Chris sat down next to her so that their arms were touching. “You could talk about it if you wanted to.” He murmured.
The fact that he knew what had been upsetting her and wasn’t mad at the fact that she was thinking about Ethan after what he had done made everything spill out.
“I feel like such an idiot.” Sophia relented, leaning her head back in an attempt to make the tears disappear. “I trusted him. And he loved me. I always knew that he was being honest about it.”
Chris didn’t say anything as they both sat there, backs flat, staring out at the cabinets in front of them with the tub of ice cream melting between their thighs. He could feel her sorrow, her shame and her anger roll off of her in waves, each one hitting him with force.
This was the pain that Chris could not fix. This was not a scraped knee from a fall off a bike. This was not a broken favorite toy. This was not childhood anymore. This was adulthood and thus, Chris found the gap between himself and his daughter shrinking. She was dealing with problems much like he was and the thought scared him.
“It started with him telling me what to wear. At first, I thought it was because he was looking out for me. I don’t know what to think anymore. All I did was make excuses for him to the point that I don’t even know how I’m actually feeling about the whole thing.”
He waited, still, refusing to say a word. Just instead offering his silent support. Chis would act as a trashcan for her if she needed it. A place to throw away everything she was feeling so she wouldn’t have to deal with it anymore.
“I made a huge mistake.” She whispered. “I gave him everything.”

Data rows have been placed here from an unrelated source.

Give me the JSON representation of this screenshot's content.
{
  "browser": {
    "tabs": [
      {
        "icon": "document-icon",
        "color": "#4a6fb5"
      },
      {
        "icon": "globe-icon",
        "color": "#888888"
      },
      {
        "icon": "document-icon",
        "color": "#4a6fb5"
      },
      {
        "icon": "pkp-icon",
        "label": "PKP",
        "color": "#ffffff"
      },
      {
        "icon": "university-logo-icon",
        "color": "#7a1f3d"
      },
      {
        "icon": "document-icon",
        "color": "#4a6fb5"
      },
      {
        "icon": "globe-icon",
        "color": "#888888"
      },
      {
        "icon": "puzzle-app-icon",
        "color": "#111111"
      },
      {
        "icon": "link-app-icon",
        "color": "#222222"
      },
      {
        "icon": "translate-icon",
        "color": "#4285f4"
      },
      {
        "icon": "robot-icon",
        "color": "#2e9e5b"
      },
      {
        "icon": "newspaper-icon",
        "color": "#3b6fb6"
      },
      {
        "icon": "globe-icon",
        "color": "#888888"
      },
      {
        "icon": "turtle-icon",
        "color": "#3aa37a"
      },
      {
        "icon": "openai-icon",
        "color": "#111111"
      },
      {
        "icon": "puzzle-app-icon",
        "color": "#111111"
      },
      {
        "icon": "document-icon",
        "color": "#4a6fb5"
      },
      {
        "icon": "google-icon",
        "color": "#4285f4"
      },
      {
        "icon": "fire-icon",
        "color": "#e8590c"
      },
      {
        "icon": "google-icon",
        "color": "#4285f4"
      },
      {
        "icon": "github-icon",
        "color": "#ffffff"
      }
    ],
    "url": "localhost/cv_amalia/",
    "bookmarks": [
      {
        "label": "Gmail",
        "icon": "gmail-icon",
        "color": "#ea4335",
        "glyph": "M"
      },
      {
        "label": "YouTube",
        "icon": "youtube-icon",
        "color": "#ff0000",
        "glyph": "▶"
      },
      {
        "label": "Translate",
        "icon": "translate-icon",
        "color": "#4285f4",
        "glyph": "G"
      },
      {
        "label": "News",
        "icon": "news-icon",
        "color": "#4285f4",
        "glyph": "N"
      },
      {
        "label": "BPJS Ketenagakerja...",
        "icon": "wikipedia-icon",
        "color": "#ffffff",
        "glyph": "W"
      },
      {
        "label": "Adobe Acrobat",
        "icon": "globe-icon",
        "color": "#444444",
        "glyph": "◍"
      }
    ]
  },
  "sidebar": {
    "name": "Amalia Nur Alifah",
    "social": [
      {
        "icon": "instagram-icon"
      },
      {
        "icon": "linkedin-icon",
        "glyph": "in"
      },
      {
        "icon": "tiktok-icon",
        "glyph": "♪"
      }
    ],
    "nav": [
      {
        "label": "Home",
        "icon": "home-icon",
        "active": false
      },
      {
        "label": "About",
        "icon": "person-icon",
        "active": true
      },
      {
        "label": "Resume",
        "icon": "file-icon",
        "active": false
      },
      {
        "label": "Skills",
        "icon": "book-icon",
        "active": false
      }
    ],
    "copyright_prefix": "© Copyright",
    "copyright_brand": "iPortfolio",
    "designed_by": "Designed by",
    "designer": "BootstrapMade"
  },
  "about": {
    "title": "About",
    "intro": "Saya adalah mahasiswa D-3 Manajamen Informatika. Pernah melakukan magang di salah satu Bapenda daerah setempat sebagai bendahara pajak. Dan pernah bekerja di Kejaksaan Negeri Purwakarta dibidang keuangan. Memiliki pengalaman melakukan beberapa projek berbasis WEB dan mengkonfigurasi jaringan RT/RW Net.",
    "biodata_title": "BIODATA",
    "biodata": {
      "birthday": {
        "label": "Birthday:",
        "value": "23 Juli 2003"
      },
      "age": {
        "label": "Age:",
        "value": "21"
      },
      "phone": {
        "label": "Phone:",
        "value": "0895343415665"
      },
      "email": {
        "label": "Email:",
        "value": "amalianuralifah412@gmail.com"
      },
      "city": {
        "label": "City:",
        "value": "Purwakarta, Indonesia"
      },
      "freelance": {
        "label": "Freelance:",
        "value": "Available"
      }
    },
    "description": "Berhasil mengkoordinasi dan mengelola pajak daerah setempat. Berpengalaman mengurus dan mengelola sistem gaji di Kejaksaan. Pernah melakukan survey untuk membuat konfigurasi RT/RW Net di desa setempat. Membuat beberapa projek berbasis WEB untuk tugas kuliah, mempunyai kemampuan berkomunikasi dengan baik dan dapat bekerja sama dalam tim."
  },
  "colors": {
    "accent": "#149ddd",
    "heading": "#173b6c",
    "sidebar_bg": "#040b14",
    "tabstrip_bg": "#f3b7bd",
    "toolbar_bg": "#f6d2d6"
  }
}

Chris closed his eyes, knowing what she meant. He had figured as much, that she and Ethan had had sex. But hearing her say it was something else entirely. Especially when he knew about the details of their relationship. Especially when he knew that this was his baby that boy was hurting.
“But even after everything, I still wish I could see him again.”
She was crying in earnest by then. He listened to her for a few moments, wishing there was something he could do. Wishing that he could uproot the whole family, move to some obscure place and lock all of his kids away. He wanted to protect his family. The only thing was that he didn’t know how.
“And I still feel like no one believes me about what happened. That he did it on purpose, that he wanted to…That it was deliberate. They’re all backing him and leaving me in the dust.” She wiped her tears away, even though that did very little to stop the others that came in their place. “I’m not lying.”
Chris covered her hand with his own, gave a small squeeze. “Sophia, even if you were lying,” he told her. “I would still defend you.”